We need to change the narrative of counter-terrorism in the UK, but a narrative is not changed by a new title. Just as a rose by any other name would smell as sweet, a bad policy by any other name is still a bad policy. While the Home Affairs Select Committee concern about Prevent is welcomed, real action is needed. This will involve actually engaging with the Muslim community, listening to their concerns and not dismissing them as misunderstandings. It will require serious investigation of the damages caused by new Prevent statutory duty, something which the report does acknowledge as a concern.  Finally, real action on Prevent in particular, but extremism in general, will require developing a wide-ranging counter-extremism strategy that directly engages with far-right extremism. This has been notably absent from today’s report, even though far-right extremism is on the rise. After all, far-right extremists make up half of all counter-radicalization referrals in Yorkshire, and 30 per cent of the caseload in the east Midlands.

It will also require changing the way we think about those who are radicalized. The Aarhus model proves that such a change is possible. Radicalization is indeed a real problem, one imagines it will be even more so considering the country’s flagship counter-radicalization strategy remains problematic and ineffective.
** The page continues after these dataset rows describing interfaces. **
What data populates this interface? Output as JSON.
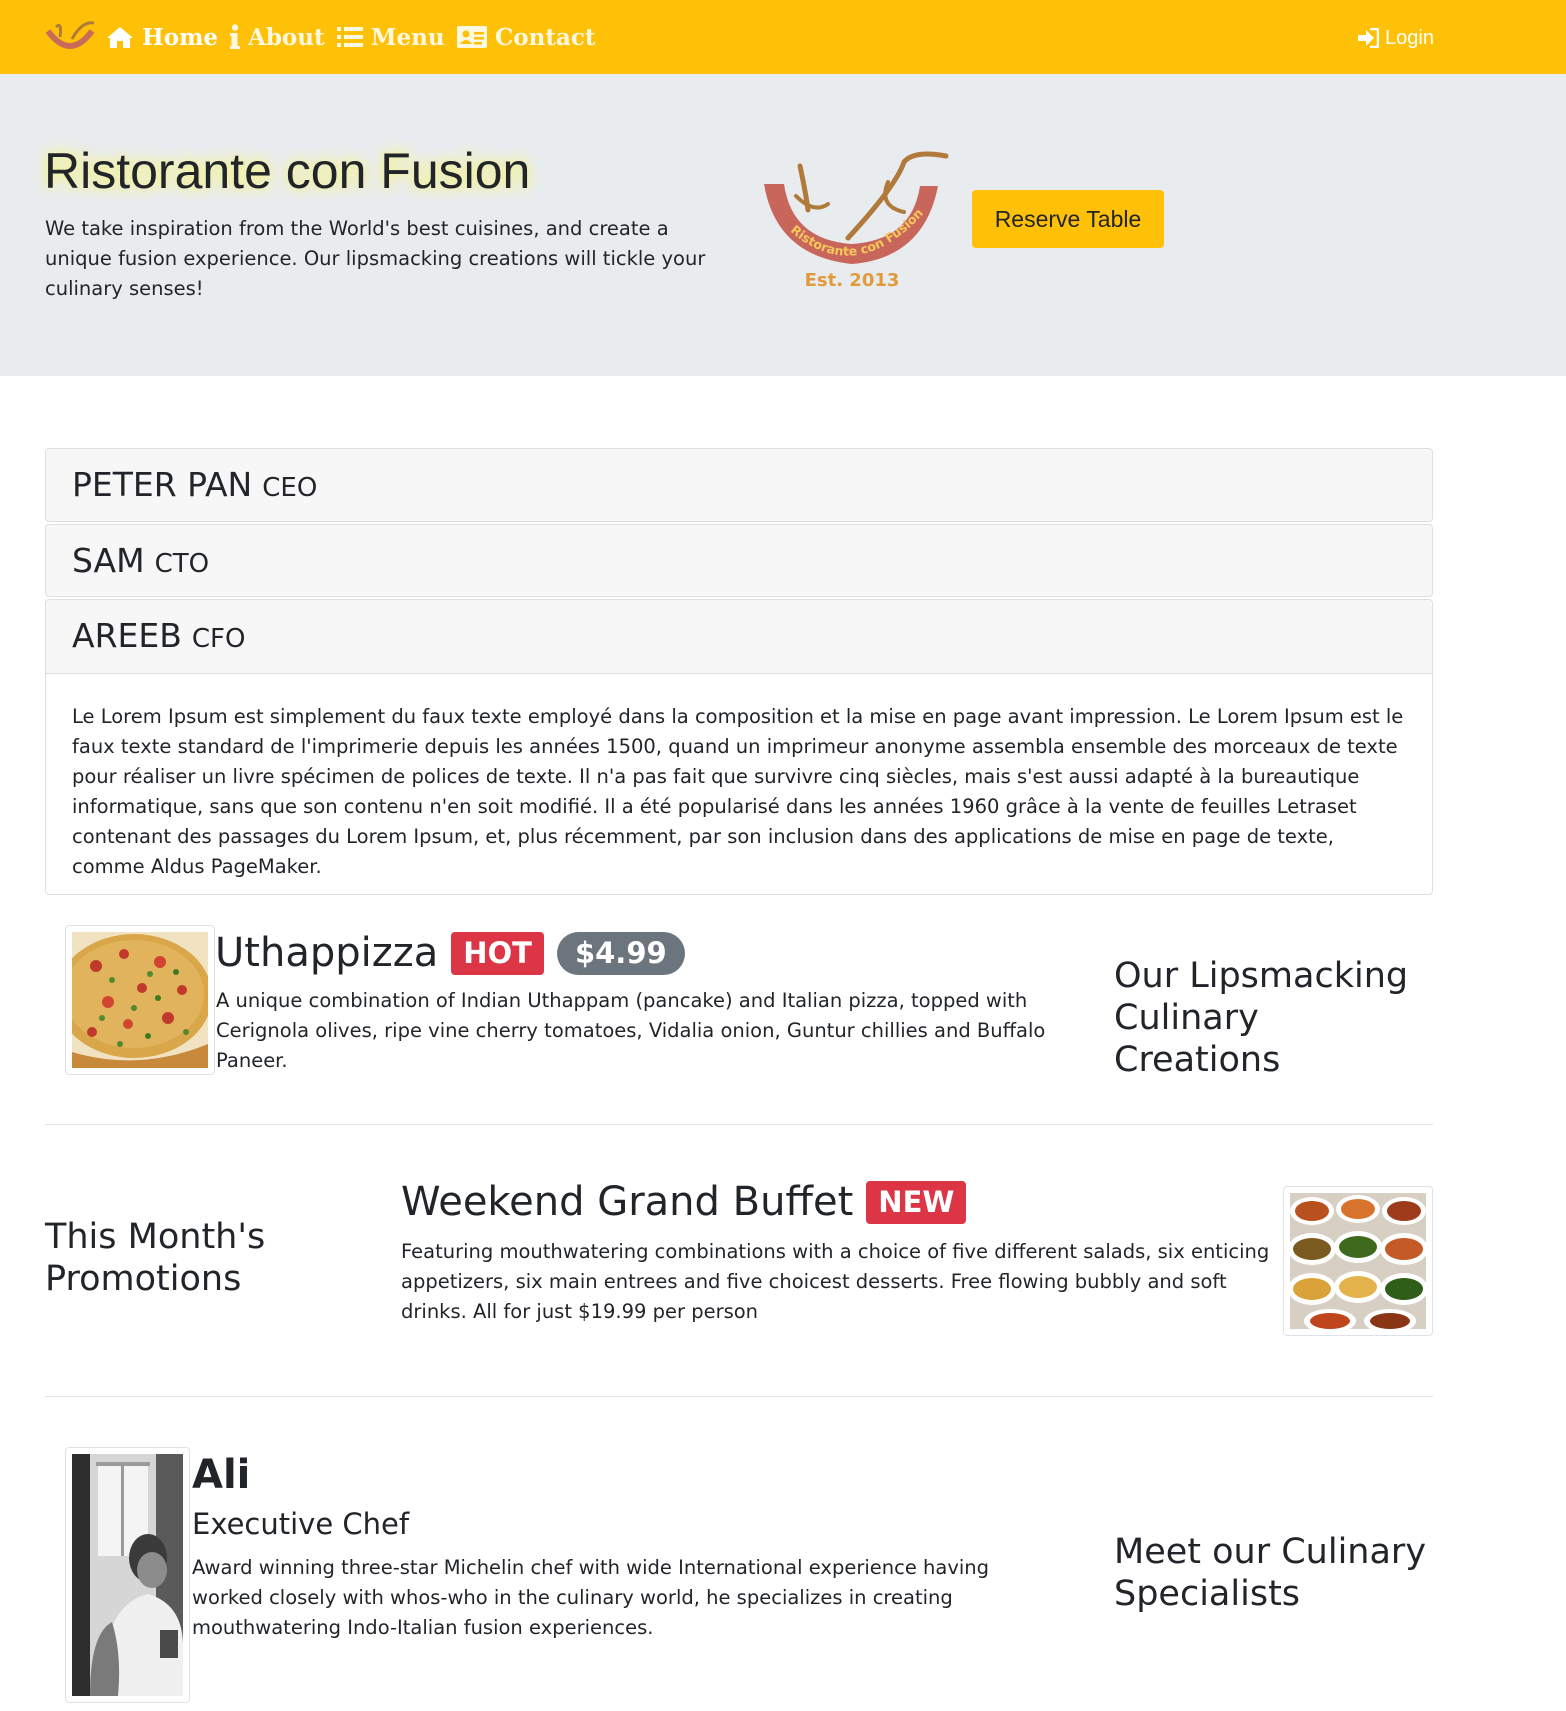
{
  "navbar": {
    "brand_logo": "ristorante-logo",
    "items": [
      {
        "label": "Home",
        "icon": "home-icon",
        "active": true
      },
      {
        "label": "About",
        "icon": "info-icon",
        "active": false
      },
      {
        "label": "Menu",
        "icon": "list-icon",
        "active": false
      },
      {
        "label": "Contact",
        "icon": "address-card-icon",
        "active": false
      }
    ],
    "login": {
      "label": "Login",
      "icon": "sign-in-icon"
    },
    "color": "#ffc107"
  },
  "jumbotron": {
    "title": "Ristorante con Fusion",
    "text": "We take inspiration from the World's best cuisines, and create a unique fusion experience. Our lipsmacking creations will tickle your culinary senses!",
    "logo": {
      "ring_text": "Ristorante con Fusion",
      "est": "Est. 2013"
    },
    "reserve_button": "Reserve Table",
    "background": "#e9ecef"
  },
  "accordion": {
    "items": [
      {
        "name": "PETER PAN",
        "role": "CEO"
      },
      {
        "name": "SAM",
        "role": "CTO"
      },
      {
        "name": "AREEB",
        "role": "CFO"
      }
    ],
    "expanded_body": "Le Lorem Ipsum est simplement du faux texte employé dans la composition et la mise en page avant impression. Le Lorem Ipsum est le faux texte standard de l'imprimerie depuis les années 1500, quand un imprimeur anonyme assembla ensemble des morceaux de texte pour réaliser un livre spécimen de polices de texte. Il n'a pas fait que survivre cinq siècles, mais s'est aussi adapté à la bureautique informatique, sans que son contenu n'en soit modifié. Il a été popularisé dans les années 1960 grâce à la vente de feuilles Letraset contenant des passages du Lorem Ipsum, et, plus récemment, par son inclusion dans des applications de mise en page de texte, comme Aldus PageMaker."
  },
  "dish": {
    "heading": "Our Lipsmacking Culinary Creations",
    "name": "Uthappizza",
    "badge": "HOT",
    "price": "$4.99",
    "description": "A unique combination of Indian Uthappam (pancake) and Italian pizza, topped with Cerignola olives, ripe vine cherry tomatoes, Vidalia onion, Guntur chillies and Buffalo Paneer."
  },
  "promotion": {
    "heading": "This Month's Promotions",
    "name": "Weekend Grand Buffet",
    "badge": "NEW",
    "description": "Featuring mouthwatering combinations with a choice of five different salads, six enticing appetizers, six main entrees and five choicest desserts. Free flowing bubbly and soft drinks. All for just $19.99 per person"
  },
  "leader": {
    "heading": "Meet our Culinary Specialists",
    "name": "Ali",
    "designation": "Executive Chef",
    "description": "Award winning three-star Michelin chef with wide International experience having worked closely with whos-who in the culinary world, he specializes in creating mouthwatering Indo-Italian fusion experiences."
  }
}
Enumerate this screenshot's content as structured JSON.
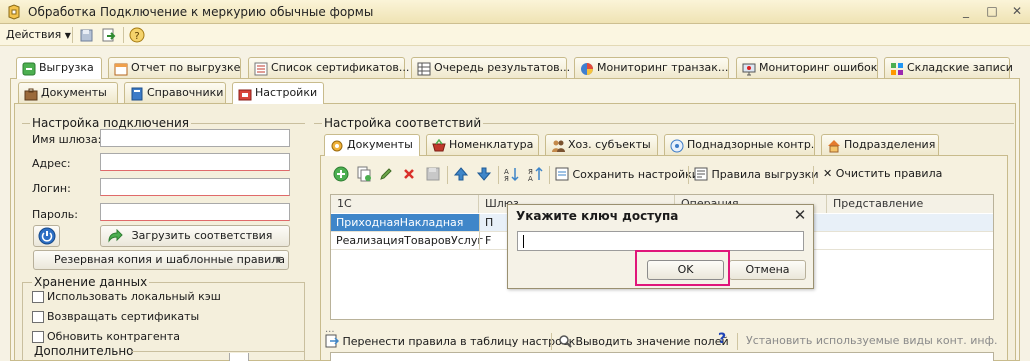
{
  "window": {
    "title": "Обработка  Подключение к меркурию обычные формы",
    "controls": [
      "_",
      "□",
      "✕"
    ]
  },
  "menubar": {
    "actions_label": "Действия"
  },
  "main_tabs": [
    {
      "label": "Выгрузка",
      "active": true
    },
    {
      "label": "Отчет по выгрузке"
    },
    {
      "label": "Список сертификатов..."
    },
    {
      "label": "Очередь результатов..."
    },
    {
      "label": "Мониторинг транзак..."
    },
    {
      "label": "Мониторинг ошибок"
    },
    {
      "label": "Складские записи"
    }
  ],
  "sub_tabs": [
    {
      "label": "Документы"
    },
    {
      "label": "Справочники"
    },
    {
      "label": "Настройки",
      "active": true
    }
  ],
  "connection": {
    "title": "Настройка подключения",
    "gateway_label": "Имя шлюза:",
    "address_label": "Адрес:",
    "login_label": "Логин:",
    "password_label": "Пароль:",
    "load_button": "Загрузить соответствия",
    "backup_button": "Резервная копия и шаблонные правила"
  },
  "storage": {
    "title": "Хранение данных",
    "options": [
      "Использовать локальный кэш",
      "Возвращать сертификаты",
      "Обновить контрагента"
    ]
  },
  "additional": {
    "title": "Дополнительно"
  },
  "mapping": {
    "title": "Настройка соответствий",
    "tabs": [
      {
        "label": "Документы",
        "active": true
      },
      {
        "label": "Номенклатура"
      },
      {
        "label": "Хоз. субъекты"
      },
      {
        "label": "Поднадзорные контр."
      },
      {
        "label": "Подразделения"
      }
    ],
    "toolbar": {
      "save_settings": "Сохранить настройки",
      "export_rules": "Правила выгрузки",
      "clear_rules": "Очистить правила"
    },
    "columns": [
      "1С",
      "Шлюз",
      "Операция",
      "Представление"
    ],
    "rows": [
      {
        "c1": "ПриходнаяНакладная",
        "c2": "П",
        "selected": true
      },
      {
        "c1": "РеализацияТоваровУслуг",
        "c2": "F",
        "selected": false
      }
    ],
    "bottom": {
      "transfer_rules": "Перенести правила в таблицу настроек",
      "output_fields": "Выводить значение полей",
      "help": "?",
      "set_types": "Установить используемые виды конт. инф."
    }
  },
  "dialog": {
    "title": "Укажите ключ доступа",
    "input_value": "",
    "ok": "OK",
    "cancel": "Отмена"
  },
  "colors": {
    "highlight": "#e0167a",
    "selected_row": "#3f86c9",
    "required_underline": "#e06a6a"
  }
}
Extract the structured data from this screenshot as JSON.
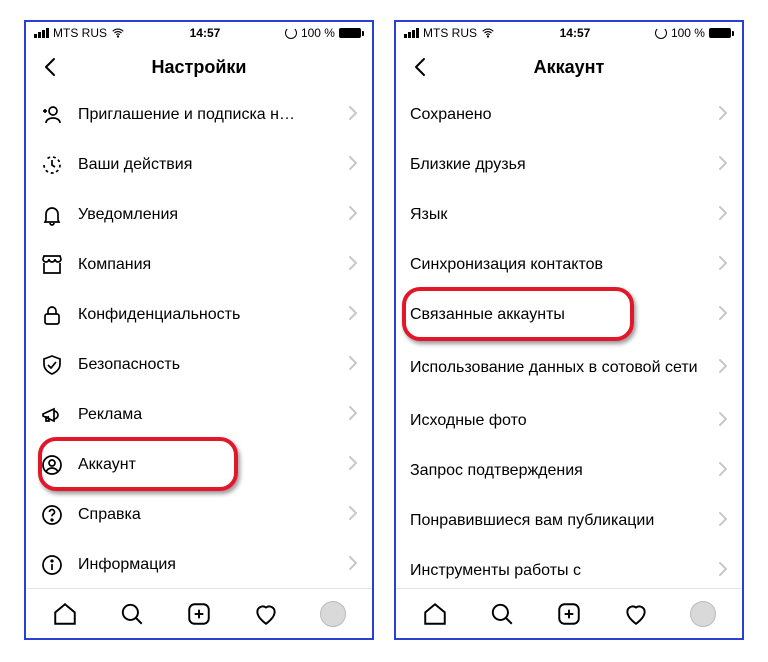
{
  "status": {
    "carrier": "MTS RUS",
    "time": "14:57",
    "battery_text": "100 %"
  },
  "left": {
    "title": "Настройки",
    "items": [
      {
        "label": "Приглашение и подписка н…",
        "icon": "user-plus"
      },
      {
        "label": "Ваши действия",
        "icon": "clock-history"
      },
      {
        "label": "Уведомления",
        "icon": "bell"
      },
      {
        "label": "Компания",
        "icon": "storefront"
      },
      {
        "label": "Конфиденциальность",
        "icon": "lock"
      },
      {
        "label": "Безопасность",
        "icon": "shield-check"
      },
      {
        "label": "Реклама",
        "icon": "megaphone"
      },
      {
        "label": "Аккаунт",
        "icon": "user-circle"
      },
      {
        "label": "Справка",
        "icon": "help"
      },
      {
        "label": "Информация",
        "icon": "info"
      }
    ],
    "highlight_index": 7
  },
  "right": {
    "title": "Аккаунт",
    "items": [
      {
        "label": "Сохранено"
      },
      {
        "label": "Близкие друзья"
      },
      {
        "label": "Язык"
      },
      {
        "label": "Синхронизация контактов"
      },
      {
        "label": "Связанные аккаунты"
      },
      {
        "label": "Использование данных в сотовой сети",
        "two": true
      },
      {
        "label": "Исходные фото"
      },
      {
        "label": "Запрос подтверждения"
      },
      {
        "label": "Понравившиеся вам публикации"
      },
      {
        "label": "Инструменты работы с"
      }
    ],
    "highlight_index": 4
  }
}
In the end, Prevent may be renamed a thousand times, but unless real effort is put in actually changing the strategy, it will remain toxic. 

Dr Maria Norris works at London School of Economics and Political Science. She tweets as @MariaWNorris.